DATA TO EXAMINE Start Marker
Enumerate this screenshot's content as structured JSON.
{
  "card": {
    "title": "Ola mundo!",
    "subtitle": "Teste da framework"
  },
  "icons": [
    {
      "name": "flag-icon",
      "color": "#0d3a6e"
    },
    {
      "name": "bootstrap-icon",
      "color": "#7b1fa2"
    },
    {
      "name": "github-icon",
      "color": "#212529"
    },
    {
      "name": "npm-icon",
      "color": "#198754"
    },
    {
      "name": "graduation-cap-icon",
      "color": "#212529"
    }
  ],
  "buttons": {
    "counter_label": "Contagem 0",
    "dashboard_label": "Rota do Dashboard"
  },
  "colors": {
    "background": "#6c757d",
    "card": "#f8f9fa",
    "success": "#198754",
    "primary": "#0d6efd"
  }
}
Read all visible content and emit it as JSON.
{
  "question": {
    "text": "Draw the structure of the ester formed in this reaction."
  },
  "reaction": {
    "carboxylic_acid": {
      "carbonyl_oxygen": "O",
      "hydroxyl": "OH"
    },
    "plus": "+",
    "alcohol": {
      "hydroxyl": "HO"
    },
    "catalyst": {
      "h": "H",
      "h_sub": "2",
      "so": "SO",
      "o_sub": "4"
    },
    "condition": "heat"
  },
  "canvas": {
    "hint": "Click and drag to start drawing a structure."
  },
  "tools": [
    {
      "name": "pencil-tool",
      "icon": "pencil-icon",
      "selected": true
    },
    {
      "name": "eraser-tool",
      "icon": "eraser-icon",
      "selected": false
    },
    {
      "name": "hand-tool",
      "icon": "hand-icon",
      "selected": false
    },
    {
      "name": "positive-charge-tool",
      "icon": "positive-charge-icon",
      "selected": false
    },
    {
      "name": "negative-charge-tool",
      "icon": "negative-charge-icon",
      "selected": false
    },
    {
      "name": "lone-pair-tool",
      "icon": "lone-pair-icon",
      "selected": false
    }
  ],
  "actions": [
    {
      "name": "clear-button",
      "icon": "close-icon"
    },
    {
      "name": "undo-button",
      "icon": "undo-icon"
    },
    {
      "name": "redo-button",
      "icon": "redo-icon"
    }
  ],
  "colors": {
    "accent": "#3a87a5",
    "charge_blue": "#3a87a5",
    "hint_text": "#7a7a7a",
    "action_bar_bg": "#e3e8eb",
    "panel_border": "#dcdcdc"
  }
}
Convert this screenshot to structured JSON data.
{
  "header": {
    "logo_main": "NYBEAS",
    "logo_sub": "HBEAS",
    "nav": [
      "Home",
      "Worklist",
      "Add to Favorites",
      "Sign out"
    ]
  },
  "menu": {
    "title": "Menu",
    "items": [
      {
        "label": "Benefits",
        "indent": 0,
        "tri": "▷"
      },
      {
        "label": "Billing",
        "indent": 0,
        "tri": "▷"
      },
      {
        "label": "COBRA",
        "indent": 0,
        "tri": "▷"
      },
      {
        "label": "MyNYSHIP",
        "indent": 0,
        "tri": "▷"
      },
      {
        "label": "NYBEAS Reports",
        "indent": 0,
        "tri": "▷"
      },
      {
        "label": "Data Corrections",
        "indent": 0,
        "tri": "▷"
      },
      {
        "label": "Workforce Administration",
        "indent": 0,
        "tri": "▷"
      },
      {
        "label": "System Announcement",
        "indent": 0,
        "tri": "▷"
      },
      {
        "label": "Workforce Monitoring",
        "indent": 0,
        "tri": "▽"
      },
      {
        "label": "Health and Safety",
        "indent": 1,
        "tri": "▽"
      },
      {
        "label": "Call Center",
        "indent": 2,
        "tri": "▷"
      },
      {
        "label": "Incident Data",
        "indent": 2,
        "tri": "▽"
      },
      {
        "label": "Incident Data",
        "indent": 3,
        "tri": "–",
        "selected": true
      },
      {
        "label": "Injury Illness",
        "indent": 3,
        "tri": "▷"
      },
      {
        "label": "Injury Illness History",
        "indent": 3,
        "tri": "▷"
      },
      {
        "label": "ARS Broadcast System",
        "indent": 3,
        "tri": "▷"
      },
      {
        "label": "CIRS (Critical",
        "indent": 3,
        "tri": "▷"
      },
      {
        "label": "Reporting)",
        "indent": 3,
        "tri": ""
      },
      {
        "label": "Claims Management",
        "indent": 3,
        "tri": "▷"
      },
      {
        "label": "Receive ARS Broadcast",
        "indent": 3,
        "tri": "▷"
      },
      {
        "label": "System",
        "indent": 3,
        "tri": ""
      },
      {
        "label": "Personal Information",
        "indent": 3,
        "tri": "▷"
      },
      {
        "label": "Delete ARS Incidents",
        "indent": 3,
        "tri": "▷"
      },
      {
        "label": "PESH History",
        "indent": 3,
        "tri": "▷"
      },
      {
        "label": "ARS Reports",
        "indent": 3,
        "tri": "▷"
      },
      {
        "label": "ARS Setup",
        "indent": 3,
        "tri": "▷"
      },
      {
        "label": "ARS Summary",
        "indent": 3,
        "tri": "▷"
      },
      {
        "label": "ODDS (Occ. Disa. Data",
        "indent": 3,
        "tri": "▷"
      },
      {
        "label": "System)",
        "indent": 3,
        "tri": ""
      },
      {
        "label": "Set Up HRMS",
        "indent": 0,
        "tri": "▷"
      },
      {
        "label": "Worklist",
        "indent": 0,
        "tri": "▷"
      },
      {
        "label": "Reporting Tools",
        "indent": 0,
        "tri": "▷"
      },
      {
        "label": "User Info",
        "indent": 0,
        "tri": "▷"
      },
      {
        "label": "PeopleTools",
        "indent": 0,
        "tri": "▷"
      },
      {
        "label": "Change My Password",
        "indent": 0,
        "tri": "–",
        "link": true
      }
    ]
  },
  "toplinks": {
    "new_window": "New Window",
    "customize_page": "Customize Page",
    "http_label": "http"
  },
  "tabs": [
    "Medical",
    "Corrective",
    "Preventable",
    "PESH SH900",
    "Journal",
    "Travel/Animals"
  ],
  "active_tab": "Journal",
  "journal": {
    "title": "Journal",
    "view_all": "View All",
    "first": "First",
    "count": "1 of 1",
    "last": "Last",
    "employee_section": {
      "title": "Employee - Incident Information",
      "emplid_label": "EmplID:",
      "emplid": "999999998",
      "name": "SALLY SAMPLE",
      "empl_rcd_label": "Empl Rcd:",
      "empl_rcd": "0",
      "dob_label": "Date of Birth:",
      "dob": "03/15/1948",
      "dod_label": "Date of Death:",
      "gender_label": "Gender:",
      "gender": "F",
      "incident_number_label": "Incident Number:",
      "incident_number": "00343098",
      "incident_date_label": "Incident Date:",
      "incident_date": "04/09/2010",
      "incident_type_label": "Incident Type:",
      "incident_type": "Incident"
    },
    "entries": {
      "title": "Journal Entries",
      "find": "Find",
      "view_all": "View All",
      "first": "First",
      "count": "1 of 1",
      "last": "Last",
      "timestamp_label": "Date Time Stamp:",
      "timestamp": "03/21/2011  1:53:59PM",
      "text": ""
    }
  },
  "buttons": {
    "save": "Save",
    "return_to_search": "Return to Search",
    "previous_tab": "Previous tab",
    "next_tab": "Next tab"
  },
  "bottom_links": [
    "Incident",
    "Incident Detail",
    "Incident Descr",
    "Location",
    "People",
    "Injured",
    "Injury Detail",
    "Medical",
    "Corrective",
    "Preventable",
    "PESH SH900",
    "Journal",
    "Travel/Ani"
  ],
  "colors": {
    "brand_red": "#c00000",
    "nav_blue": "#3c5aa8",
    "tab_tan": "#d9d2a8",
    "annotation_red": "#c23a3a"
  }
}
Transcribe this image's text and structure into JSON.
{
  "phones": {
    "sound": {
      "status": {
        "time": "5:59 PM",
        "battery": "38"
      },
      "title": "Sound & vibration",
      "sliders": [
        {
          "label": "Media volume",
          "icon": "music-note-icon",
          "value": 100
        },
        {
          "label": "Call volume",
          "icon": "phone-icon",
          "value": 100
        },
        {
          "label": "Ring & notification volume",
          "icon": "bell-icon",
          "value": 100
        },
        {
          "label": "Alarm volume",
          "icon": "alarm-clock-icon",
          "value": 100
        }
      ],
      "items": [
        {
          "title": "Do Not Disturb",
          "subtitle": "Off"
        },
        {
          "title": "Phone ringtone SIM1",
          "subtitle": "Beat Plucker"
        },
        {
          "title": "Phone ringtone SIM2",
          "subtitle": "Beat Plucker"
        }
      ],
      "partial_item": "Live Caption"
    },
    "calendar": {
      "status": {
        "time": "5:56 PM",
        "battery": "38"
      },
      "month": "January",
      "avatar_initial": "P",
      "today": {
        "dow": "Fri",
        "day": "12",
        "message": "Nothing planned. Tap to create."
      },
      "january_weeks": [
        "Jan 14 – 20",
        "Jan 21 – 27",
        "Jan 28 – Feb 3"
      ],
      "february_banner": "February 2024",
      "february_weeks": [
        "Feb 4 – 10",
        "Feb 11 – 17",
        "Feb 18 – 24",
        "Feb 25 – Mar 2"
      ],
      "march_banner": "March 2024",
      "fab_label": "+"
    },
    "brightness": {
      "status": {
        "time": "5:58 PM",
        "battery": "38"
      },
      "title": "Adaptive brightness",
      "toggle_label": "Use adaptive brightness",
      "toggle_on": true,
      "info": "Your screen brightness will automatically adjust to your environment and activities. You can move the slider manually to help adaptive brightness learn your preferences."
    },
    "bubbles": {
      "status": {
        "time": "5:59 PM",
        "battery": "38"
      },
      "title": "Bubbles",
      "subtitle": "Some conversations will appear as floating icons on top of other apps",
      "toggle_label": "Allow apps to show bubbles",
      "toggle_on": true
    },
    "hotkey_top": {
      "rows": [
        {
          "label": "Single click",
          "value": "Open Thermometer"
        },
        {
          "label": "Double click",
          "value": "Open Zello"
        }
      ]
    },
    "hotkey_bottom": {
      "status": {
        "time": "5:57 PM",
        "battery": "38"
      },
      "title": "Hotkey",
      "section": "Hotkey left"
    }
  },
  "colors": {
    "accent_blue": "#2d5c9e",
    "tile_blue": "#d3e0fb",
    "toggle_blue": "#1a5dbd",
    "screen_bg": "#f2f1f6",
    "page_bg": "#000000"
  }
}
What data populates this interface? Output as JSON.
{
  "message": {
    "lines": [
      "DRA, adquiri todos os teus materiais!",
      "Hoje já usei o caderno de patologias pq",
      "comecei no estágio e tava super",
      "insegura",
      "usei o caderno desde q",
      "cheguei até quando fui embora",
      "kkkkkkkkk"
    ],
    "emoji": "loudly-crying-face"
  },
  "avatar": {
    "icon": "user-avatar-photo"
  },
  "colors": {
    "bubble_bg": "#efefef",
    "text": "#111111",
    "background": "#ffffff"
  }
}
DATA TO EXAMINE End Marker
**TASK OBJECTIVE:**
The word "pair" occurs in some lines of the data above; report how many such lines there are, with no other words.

**ANSWER TO THE PROBLEM:**
2